*** Opening ENTRIES SUPPLIED ***

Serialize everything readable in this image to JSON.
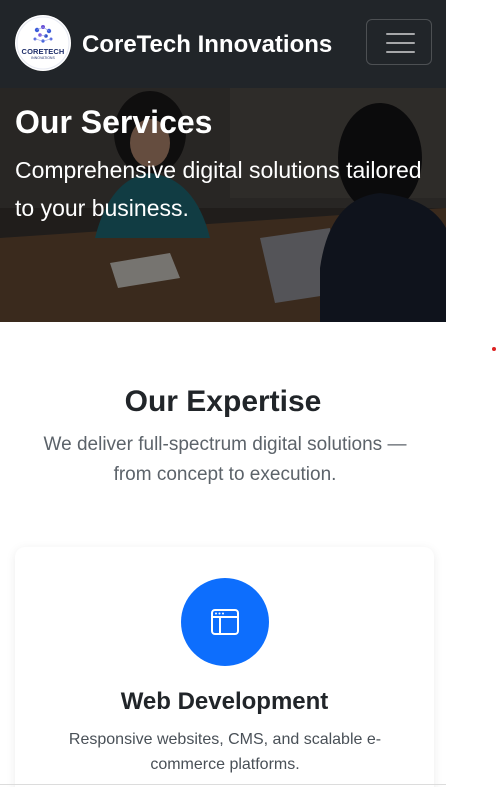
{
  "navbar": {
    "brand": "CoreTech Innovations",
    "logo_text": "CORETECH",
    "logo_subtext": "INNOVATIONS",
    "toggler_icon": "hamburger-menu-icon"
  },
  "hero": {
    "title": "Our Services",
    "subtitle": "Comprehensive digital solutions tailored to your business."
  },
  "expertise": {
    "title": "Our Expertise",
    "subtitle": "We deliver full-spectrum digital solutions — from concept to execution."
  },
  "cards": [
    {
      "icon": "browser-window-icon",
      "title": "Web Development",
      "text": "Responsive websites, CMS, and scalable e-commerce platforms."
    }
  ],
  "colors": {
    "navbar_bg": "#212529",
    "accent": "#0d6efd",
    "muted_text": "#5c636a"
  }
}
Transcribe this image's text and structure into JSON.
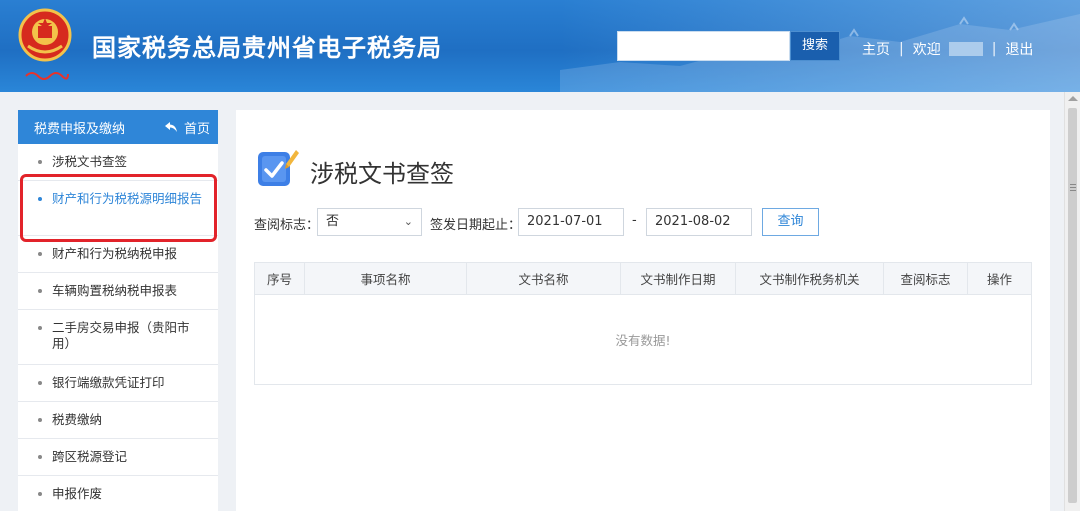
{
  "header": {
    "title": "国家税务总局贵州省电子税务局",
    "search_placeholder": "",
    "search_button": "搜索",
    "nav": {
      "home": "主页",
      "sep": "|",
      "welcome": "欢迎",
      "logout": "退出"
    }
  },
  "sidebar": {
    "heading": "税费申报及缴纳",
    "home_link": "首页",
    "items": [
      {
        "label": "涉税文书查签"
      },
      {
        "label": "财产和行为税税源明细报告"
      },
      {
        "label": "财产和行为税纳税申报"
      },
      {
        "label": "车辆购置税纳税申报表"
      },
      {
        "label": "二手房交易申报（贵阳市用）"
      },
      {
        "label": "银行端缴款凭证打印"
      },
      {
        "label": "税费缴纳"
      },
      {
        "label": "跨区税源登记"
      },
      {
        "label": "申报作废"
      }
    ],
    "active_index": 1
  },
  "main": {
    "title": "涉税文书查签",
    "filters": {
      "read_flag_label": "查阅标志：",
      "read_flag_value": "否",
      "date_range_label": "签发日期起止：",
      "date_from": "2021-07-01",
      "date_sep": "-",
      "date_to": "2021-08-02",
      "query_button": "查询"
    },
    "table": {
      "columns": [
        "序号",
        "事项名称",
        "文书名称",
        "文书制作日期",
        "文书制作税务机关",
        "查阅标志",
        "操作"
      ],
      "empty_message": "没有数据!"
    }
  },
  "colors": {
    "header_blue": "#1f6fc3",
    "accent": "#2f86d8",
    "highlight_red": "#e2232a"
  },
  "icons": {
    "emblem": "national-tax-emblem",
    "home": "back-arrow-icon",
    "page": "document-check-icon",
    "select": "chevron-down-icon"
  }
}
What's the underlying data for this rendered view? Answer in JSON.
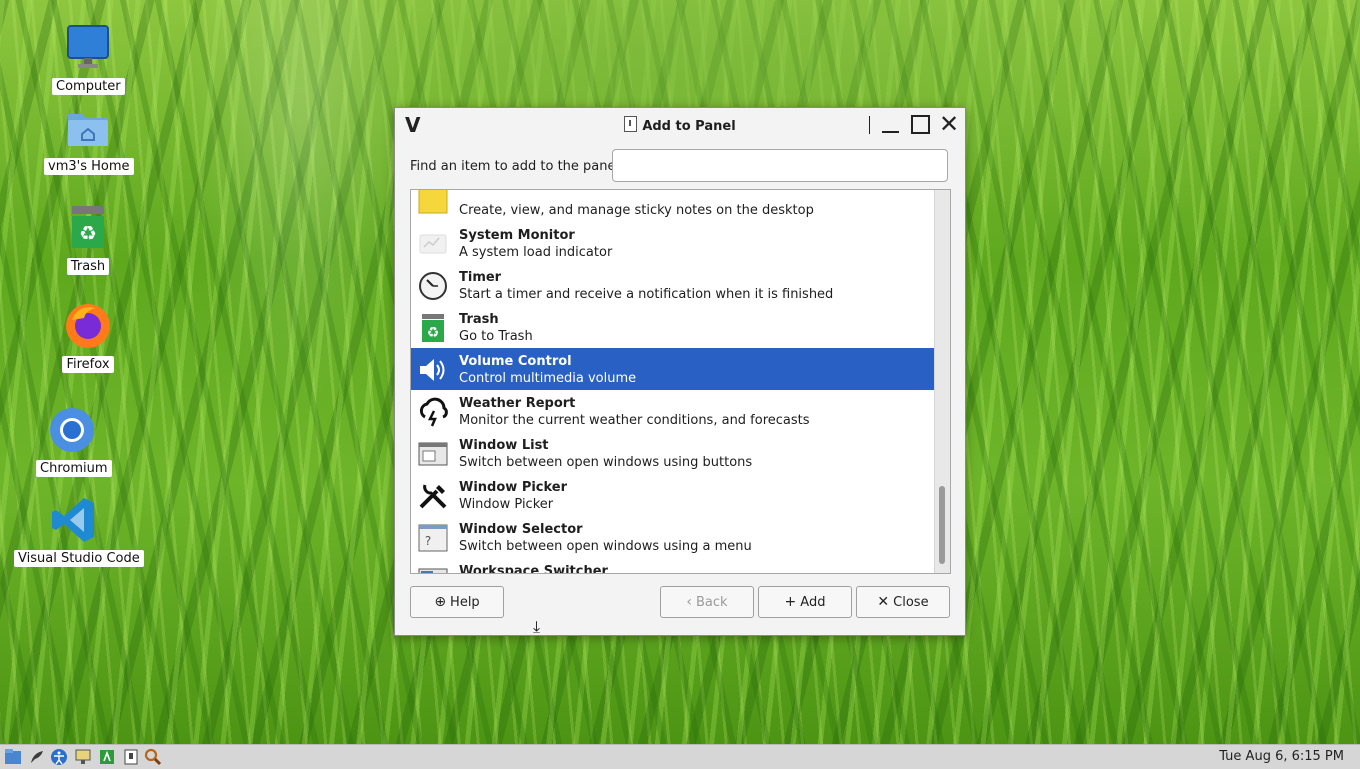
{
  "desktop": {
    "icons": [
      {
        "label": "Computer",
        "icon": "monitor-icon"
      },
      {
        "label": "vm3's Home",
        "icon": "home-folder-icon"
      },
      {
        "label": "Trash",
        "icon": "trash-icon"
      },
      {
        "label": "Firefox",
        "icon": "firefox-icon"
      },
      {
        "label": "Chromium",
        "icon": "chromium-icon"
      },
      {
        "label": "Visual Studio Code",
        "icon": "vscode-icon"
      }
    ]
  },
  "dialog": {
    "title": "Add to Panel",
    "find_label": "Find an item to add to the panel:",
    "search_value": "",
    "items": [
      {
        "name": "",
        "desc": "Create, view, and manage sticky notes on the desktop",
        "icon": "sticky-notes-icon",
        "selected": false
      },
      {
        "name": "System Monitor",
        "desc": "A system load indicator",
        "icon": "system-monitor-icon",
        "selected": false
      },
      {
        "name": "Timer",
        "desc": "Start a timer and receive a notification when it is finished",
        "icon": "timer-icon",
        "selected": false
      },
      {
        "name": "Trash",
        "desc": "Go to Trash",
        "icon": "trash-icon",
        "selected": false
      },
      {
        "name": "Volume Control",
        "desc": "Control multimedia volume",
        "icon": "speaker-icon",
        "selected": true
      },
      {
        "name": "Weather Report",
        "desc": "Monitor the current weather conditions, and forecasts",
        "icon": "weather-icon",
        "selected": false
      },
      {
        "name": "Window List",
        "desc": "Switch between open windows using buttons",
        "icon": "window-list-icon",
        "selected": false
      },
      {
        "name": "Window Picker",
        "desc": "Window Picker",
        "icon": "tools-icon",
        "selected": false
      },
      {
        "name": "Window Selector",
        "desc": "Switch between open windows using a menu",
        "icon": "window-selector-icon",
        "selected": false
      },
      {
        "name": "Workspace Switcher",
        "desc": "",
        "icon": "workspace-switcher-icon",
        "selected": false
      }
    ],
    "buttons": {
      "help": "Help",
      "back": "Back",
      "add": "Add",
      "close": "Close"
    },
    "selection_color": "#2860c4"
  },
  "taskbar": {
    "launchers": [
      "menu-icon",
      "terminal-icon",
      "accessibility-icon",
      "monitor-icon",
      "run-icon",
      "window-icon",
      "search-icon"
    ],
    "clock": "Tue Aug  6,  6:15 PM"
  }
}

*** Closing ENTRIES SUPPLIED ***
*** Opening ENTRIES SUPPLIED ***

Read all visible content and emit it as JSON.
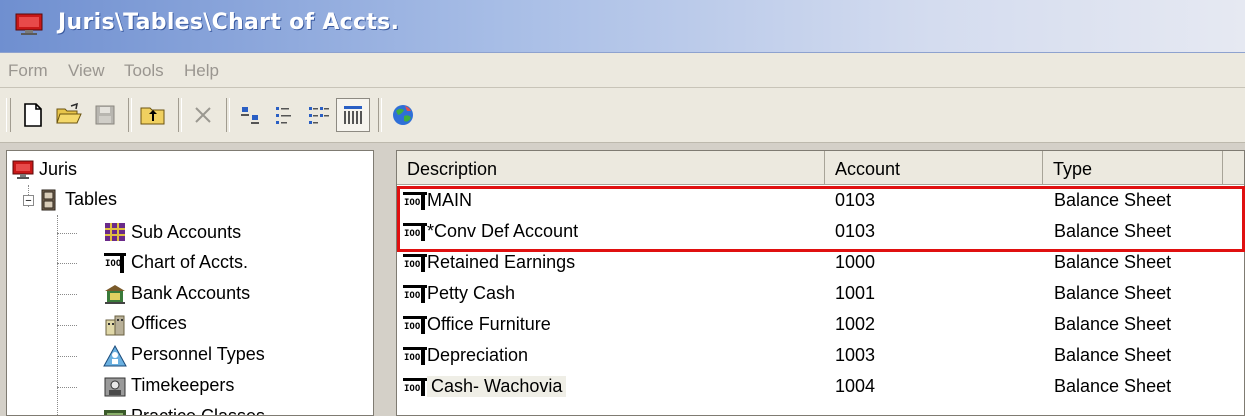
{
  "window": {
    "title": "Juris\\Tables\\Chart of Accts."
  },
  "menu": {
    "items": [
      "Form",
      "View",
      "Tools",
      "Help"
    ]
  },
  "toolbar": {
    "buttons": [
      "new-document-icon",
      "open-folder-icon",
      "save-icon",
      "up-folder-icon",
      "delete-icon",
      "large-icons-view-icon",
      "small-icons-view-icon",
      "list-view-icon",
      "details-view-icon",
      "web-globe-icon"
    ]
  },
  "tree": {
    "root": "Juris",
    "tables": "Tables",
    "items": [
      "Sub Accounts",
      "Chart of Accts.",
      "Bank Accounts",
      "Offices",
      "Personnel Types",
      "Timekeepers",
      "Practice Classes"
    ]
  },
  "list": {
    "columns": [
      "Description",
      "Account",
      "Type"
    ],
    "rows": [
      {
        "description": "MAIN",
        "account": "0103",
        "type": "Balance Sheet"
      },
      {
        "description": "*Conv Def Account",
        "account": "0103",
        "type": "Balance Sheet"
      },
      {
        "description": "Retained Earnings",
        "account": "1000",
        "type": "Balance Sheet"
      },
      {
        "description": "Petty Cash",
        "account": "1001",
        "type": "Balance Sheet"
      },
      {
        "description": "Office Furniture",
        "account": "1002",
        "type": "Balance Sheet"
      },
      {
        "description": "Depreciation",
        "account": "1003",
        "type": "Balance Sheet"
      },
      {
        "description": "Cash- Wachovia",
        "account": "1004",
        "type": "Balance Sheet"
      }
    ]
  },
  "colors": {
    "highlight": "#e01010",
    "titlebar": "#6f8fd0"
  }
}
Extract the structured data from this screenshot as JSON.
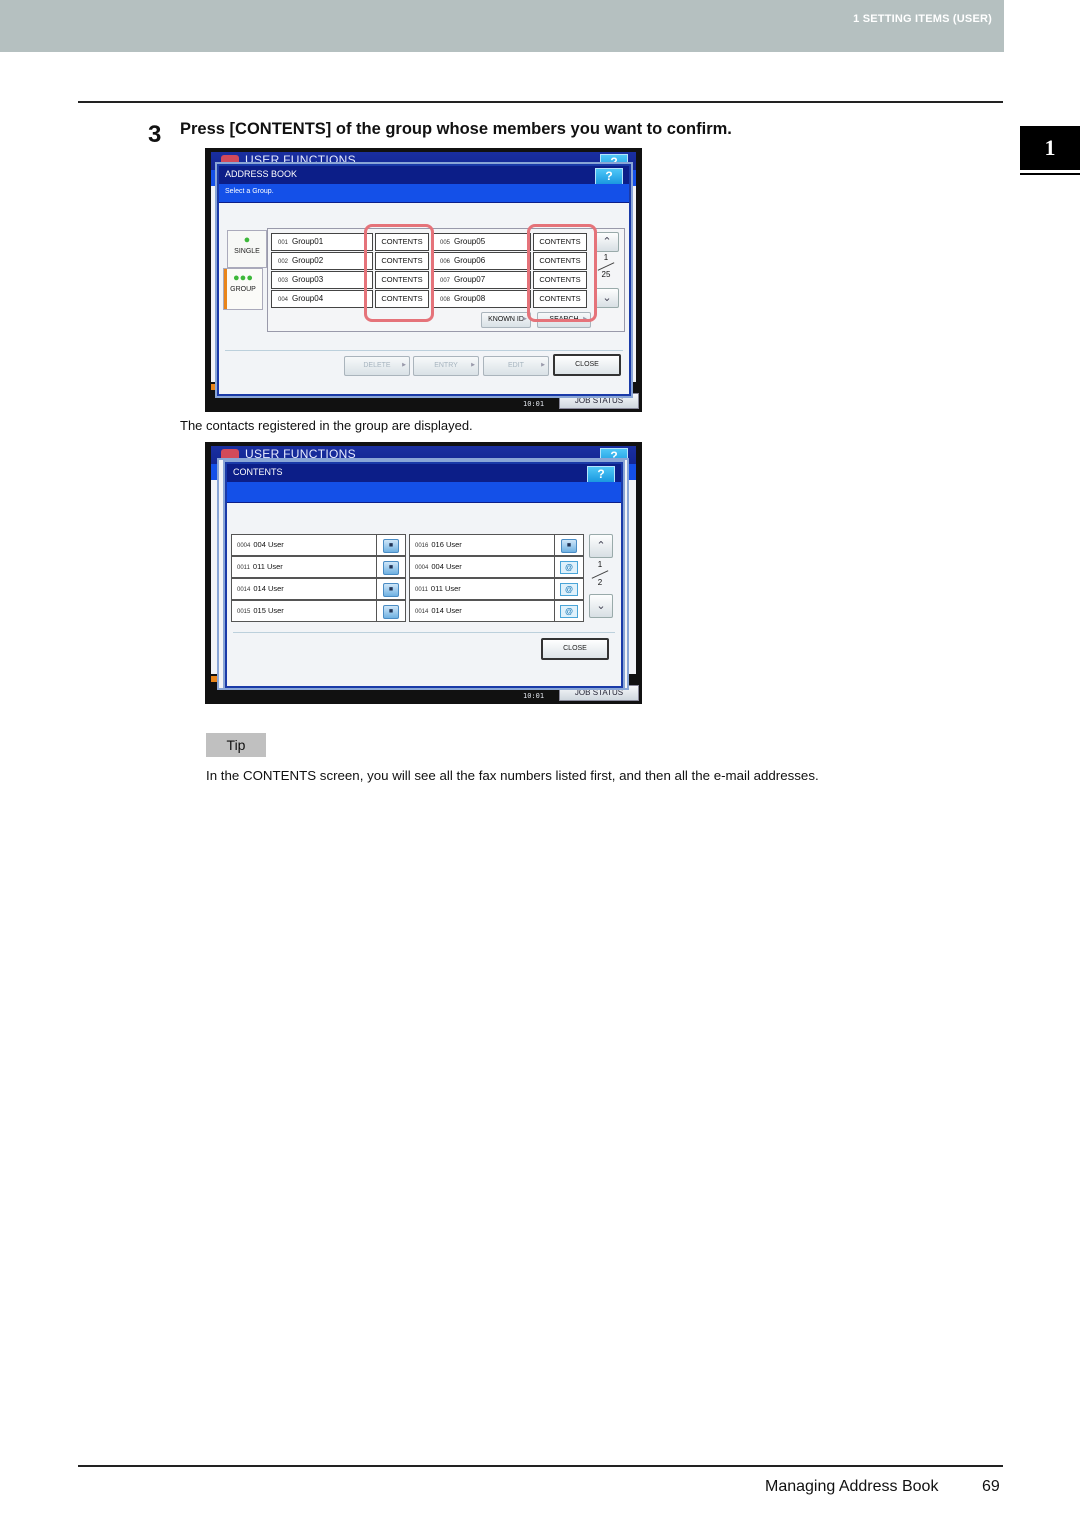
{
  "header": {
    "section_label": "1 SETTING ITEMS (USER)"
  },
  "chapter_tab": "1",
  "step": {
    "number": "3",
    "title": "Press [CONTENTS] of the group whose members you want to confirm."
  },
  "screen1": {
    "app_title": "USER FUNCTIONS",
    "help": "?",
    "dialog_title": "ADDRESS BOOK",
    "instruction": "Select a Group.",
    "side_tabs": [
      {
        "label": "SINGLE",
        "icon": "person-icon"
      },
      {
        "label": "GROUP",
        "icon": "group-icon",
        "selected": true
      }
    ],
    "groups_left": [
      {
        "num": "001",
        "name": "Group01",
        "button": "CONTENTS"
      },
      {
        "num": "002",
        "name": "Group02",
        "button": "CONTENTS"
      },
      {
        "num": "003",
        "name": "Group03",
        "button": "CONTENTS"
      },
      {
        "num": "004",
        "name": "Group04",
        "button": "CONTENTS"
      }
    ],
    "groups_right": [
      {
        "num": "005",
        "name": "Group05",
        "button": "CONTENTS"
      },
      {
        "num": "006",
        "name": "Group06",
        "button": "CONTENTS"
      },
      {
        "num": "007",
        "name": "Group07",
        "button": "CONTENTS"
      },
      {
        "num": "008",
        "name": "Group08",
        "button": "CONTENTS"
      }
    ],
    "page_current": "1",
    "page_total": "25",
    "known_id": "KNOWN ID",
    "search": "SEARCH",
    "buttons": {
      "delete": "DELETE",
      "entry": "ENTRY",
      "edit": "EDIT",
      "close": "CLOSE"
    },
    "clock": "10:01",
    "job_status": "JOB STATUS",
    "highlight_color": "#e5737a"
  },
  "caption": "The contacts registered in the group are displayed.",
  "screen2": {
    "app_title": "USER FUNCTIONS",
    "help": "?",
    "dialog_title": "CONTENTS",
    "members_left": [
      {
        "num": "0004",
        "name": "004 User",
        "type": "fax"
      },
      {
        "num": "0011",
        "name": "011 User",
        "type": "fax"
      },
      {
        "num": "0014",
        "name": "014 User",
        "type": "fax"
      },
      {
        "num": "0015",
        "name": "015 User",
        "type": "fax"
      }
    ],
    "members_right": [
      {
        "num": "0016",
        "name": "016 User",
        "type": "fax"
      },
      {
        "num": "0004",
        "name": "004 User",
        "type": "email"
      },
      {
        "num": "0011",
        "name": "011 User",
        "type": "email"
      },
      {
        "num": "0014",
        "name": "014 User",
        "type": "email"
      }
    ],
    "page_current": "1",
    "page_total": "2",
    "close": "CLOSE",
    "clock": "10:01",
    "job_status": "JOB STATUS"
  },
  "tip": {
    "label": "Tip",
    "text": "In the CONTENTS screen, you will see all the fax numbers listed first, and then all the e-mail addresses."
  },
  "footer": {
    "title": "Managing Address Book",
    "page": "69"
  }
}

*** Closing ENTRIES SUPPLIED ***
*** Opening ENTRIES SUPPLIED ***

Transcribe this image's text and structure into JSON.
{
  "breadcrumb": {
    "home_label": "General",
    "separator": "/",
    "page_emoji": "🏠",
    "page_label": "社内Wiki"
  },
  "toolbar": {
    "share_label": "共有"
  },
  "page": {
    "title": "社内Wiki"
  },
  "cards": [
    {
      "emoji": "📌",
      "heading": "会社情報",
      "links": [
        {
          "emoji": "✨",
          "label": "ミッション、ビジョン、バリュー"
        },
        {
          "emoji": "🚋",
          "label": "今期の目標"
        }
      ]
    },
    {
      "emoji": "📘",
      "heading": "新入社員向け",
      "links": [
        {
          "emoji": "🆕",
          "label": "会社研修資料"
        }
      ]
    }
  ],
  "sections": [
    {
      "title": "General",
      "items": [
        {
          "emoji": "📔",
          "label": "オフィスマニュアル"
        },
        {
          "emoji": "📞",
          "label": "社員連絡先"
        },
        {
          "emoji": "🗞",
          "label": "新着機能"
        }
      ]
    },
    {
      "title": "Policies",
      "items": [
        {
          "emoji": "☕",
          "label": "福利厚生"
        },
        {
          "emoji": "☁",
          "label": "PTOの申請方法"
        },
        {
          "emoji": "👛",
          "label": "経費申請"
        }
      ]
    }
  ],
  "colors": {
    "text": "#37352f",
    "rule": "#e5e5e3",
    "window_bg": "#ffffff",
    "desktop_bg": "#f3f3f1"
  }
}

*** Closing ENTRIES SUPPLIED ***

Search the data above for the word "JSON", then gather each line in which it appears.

## [COMPLETED TASK]
Serialize everything readable in this image to JSON.
Transcribe this image's text and structure into JSON.
What's the underlying data for this rendered view? Answer in JSON.
Read all visible content and emit it as JSON.
Extract the structured data from this screenshot as JSON.
Transcribe this image's text and structure into JSON.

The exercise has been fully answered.